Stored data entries

__________________________________________________

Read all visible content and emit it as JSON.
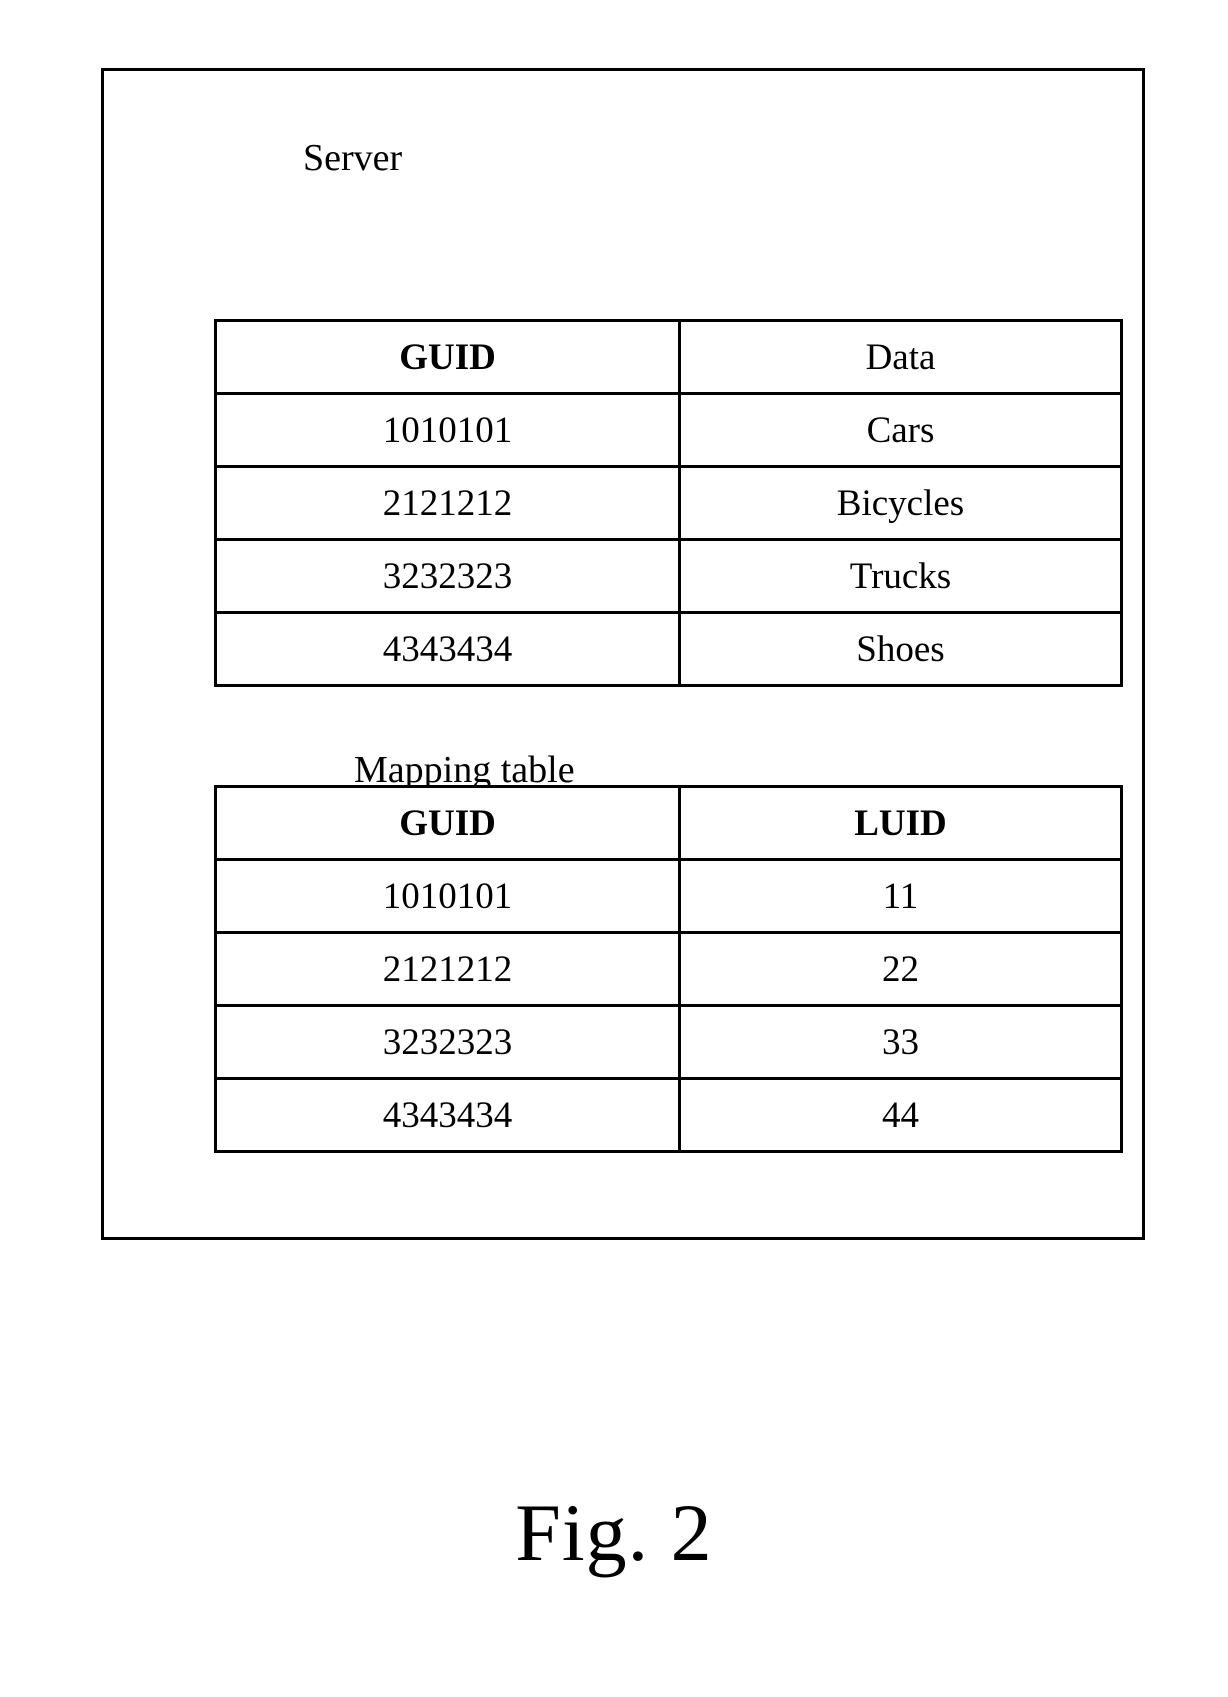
{
  "figure": {
    "caption": "Fig. 2",
    "server_label": "Server",
    "mapping_label": "Mapping table"
  },
  "server_table": {
    "headers": [
      "GUID",
      "Data"
    ],
    "rows": [
      [
        "1010101",
        "Cars"
      ],
      [
        "2121212",
        "Bicycles"
      ],
      [
        "3232323",
        "Trucks"
      ],
      [
        "4343434",
        "Shoes"
      ]
    ]
  },
  "mapping_table": {
    "headers": [
      "GUID",
      "LUID"
    ],
    "rows": [
      [
        "1010101",
        "11"
      ],
      [
        "2121212",
        "22"
      ],
      [
        "3232323",
        "33"
      ],
      [
        "4343434",
        "44"
      ]
    ]
  },
  "colors": {
    "ink": "#000000",
    "paper": "#ffffff"
  }
}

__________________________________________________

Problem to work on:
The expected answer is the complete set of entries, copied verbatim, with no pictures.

Answer for this exercise:
Read all visible content and emit it as JSON.
{
  "figure": {
    "caption": "Fig. 2",
    "server_label": "Server",
    "mapping_label": "Mapping table"
  },
  "server_table": {
    "headers": [
      "GUID",
      "Data"
    ],
    "rows": [
      [
        "1010101",
        "Cars"
      ],
      [
        "2121212",
        "Bicycles"
      ],
      [
        "3232323",
        "Trucks"
      ],
      [
        "4343434",
        "Shoes"
      ]
    ]
  },
  "mapping_table": {
    "headers": [
      "GUID",
      "LUID"
    ],
    "rows": [
      [
        "1010101",
        "11"
      ],
      [
        "2121212",
        "22"
      ],
      [
        "3232323",
        "33"
      ],
      [
        "4343434",
        "44"
      ]
    ]
  },
  "colors": {
    "ink": "#000000",
    "paper": "#ffffff"
  }
}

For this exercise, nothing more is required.